Lesser Known Balanchine at the NYCB

Balanchine choreographed so much over such a long span of time that it's impossible for even the most hardcore Mr. B disciple to have "seen it all." And truth be told, some of his works are probably not worth reviving. PAMTGG is maybe the most famous example of a famous Balanchine turkey. But sometimes, a "rare" Balanchine work will be revived, and the reaction will be, "Why isn't this done all the time? It's beautiful!" Such was the case last night when the NYCB presented a bill of Scherzo a la Russe, Divertimento from "Le Baiser de la Fee," Danses Concertantes, and finally the well-known Firebird.

Scherzo a la Russe is a kind of throwaway charmer, it was made in 1972 for the Stravinsky Festival and it was danced by the SAB students. It's really sort of a folk dance in pointe shoes. Short, sweet, to the point, and perfect to showcase the SAB students. The real revelations of the night, however, were Divertimento from "Le Baiser de la Fee" and Danses Concertantes. 

Sunday, September 23, 2012

Greek Trilogy at the NYCB

The New York City Ballet kicked off its fall season with a two-week tribute to the extraordinary musical collaboration between Balanchine and Stravinsky. The first program was entitled "Greek trilogy" and featured three seminal works in the NYCB canon -- Apollo, Orpheus, and Agon. All three are important works in the company's history, and it was a nice gesture to the company's faithful audience to start off the fall season with such a program. (It almost made up for the horror of the Valentino gala.) These works, however, don't exist in a vacuum.

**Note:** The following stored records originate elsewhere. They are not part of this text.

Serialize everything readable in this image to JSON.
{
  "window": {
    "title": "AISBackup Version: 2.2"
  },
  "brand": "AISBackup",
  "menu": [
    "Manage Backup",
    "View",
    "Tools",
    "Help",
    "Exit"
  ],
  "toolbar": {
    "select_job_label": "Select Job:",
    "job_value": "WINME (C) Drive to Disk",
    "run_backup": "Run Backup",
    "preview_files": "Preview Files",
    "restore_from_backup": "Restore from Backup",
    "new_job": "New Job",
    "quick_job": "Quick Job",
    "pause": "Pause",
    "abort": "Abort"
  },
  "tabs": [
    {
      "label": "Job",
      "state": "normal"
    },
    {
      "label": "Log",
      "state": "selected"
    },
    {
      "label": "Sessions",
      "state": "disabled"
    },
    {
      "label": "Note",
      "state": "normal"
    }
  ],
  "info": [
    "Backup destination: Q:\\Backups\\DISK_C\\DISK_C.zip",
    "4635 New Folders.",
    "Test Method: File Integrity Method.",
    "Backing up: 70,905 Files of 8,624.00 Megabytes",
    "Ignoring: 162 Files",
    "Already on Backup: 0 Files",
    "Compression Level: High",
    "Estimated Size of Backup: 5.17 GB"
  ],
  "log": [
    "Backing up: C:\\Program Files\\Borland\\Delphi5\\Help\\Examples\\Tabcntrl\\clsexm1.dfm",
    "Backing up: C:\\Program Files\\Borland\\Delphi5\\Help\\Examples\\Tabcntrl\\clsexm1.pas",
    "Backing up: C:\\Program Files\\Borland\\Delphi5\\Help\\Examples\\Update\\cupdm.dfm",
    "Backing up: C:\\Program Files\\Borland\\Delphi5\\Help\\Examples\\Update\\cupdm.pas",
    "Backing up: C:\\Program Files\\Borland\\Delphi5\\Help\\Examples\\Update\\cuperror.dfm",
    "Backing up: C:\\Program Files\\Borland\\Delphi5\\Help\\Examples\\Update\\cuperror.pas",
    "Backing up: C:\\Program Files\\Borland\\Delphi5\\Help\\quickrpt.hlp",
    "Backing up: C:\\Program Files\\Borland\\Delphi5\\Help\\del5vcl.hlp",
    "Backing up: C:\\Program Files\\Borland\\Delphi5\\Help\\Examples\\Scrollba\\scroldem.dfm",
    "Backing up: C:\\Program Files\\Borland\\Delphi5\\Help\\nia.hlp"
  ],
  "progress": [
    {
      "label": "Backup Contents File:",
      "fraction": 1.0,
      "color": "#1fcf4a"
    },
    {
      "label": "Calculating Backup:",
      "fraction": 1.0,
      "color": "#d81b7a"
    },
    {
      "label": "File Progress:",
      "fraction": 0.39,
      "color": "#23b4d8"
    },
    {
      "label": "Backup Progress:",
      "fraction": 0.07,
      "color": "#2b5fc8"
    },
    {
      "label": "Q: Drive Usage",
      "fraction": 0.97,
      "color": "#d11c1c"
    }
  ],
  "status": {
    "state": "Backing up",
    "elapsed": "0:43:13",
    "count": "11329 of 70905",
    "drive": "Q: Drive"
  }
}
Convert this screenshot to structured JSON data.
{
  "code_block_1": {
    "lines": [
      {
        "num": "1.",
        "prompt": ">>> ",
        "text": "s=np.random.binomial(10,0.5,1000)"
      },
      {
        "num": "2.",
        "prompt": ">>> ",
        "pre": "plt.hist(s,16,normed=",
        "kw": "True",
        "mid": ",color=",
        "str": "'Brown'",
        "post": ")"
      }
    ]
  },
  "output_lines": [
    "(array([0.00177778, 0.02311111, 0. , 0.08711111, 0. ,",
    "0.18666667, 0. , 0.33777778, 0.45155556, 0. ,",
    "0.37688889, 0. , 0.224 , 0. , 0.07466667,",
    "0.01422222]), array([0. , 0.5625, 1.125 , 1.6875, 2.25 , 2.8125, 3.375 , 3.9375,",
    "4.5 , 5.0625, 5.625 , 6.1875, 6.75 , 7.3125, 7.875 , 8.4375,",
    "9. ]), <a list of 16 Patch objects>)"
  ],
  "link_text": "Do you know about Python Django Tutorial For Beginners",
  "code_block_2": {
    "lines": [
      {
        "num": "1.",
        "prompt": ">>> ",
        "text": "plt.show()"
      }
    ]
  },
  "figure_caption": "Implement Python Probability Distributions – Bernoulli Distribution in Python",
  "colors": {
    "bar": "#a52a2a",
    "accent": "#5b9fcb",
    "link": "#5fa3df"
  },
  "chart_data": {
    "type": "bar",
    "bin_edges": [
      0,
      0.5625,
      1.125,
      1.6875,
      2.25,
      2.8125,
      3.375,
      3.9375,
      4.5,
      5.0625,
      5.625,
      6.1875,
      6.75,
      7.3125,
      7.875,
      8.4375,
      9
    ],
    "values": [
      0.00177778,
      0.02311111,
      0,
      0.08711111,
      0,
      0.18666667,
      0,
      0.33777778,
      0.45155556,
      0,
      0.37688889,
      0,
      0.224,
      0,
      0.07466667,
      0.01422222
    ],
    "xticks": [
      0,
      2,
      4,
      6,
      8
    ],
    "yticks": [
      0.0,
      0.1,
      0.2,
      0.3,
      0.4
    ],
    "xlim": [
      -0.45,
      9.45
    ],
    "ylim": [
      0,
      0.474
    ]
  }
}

Strong dancers are needed to breathe life into these ballets.